Collecting 3D digital content in a virtual environment
Various digital source files create a personalized 3D experience
Content relevant to the general public and children
Specific tools for creative and scientific users
Bringing analog artefacts into the digital world…
…enables a multitude of uses...
.. and exploration without physical restrictions
…and creative ideas…
…combined with personal preferences…
…and educational experiences
Virtual Recollection: Artifact Engagement in Three-Dimensional Environments (2015)
The Summer Scholarship project in 2015 with the National Library of New Zealand/Te Puna Mātauranga o Aotearoa revealed that simply making 3D printers available in libraries does not ensure that they will be used in any meaningful way, nor does it necessarily enhance the library’s reason for being as a repository and archive. Before any potential benefits can be realised, the 3D printer needs to be put into context, or empowered by new systems of making.
As a digital media design student, Ryan Achten brought a special perspective to this proposition. His thesis identifies an opportunity within cultural institutions to extend the practice of digital archiving by representing artefacts in 3D form and space. Current standard practice for digitisation is to scan or photograph items as two-dimensional digital representations. This is adequate for capturing written information and it has also become common for physical artefacts within library and museum collections. But in these instances, only a facet of an object can be represented and the utility of their form is lost altogether
In response, Ryan prototyped a web based interface called Vertice using the game engine Unity 3D. The software allows users to upload either ‘born’ digital objects (such as CAD files, code for gaming, video for animation) or surrogates of 3D objects produced through precision scanning and photogrammetry, for assimilation into a digital archive. By adopting a gaming engine as the software framework for this archive interface, unique forms of engagement are able to emerge, allowing users to inspect, browse, and curate three-dimensional media in ways previously precluded, either as a result of restricted access to the physical object itself or the limitations of the two-dimensional representation. It also opens up the narrative potential in artefacts and their surrounding environment, made possible through three-dimensional representation.
When utilized within a library environment Vertice becomes both a powerful finding aid and interpretive medium with the opportunity to output 3D printed smart objects. In a museum environment Vertice may serve a stronger curatorial function by aiding curators in making links across associated objects in its database and allowing these objects to be quickly and easily test printed for mock up display.
The Vertice platform would allow cultural institutions to easily move physical objects from inaccessible storage, and born digital media currently not yet accounted for, into a space where user engagement with these artefacts may continue to shape a nation’s cultural memory and identity.
On completion of his thesis project, Ryan was introduced to the world of commercialisation with support and funding from Wellington UniVentures and the Kiwi Innovation Network (KiwiNet) to take Vertice to the next level. In collaboration with Tim Bathgate and mentorship from Michael Elwood Smith at Loomio Ryan produced a live site and video documentation of Vertice while gaining valuable professional experience as a digital designer and developer.

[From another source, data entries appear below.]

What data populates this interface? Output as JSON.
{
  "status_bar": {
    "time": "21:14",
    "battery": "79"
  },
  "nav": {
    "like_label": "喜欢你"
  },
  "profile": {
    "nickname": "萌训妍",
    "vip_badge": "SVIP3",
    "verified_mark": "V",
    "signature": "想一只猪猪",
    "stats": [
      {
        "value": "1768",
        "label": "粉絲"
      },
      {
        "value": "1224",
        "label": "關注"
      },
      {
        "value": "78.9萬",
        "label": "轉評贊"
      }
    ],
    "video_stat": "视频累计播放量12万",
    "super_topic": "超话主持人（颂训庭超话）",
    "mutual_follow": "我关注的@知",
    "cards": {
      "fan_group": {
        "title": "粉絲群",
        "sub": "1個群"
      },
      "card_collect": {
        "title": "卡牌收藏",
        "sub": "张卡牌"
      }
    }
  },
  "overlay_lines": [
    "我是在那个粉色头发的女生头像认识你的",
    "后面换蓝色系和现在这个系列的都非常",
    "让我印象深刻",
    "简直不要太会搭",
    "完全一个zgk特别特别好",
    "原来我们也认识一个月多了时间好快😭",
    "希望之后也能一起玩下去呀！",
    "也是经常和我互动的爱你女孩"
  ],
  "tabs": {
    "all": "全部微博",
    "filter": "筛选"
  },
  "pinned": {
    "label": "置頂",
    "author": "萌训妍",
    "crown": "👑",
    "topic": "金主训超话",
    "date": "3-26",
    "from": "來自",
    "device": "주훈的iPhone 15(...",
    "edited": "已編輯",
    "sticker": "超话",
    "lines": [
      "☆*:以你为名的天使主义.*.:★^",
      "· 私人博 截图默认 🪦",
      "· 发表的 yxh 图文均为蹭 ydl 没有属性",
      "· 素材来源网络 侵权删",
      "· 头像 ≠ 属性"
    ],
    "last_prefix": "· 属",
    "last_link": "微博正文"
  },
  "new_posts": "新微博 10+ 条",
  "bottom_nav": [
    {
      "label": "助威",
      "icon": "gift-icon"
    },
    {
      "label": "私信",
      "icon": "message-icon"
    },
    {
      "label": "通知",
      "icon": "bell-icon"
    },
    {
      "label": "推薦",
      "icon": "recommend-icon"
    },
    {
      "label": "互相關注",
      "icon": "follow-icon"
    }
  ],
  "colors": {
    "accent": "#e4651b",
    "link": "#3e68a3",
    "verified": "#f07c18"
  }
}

Materials and Processes
Adobe Bridge, Agisoft Photoscan, VisualSFM, Meshlab, Cinema 4D, Unity 3D, C#, Pixologic Zbrush
Master of Design Innovation Research Portfolio submission (MDI), supervisor Walter Langelaar
The project was supported by the National Library of New Zealand and the New Zealand Product Accelerator.
Backstory: Journal of New Zealand Art, Media & Design History
Vertice has been open-sourced via GitHub.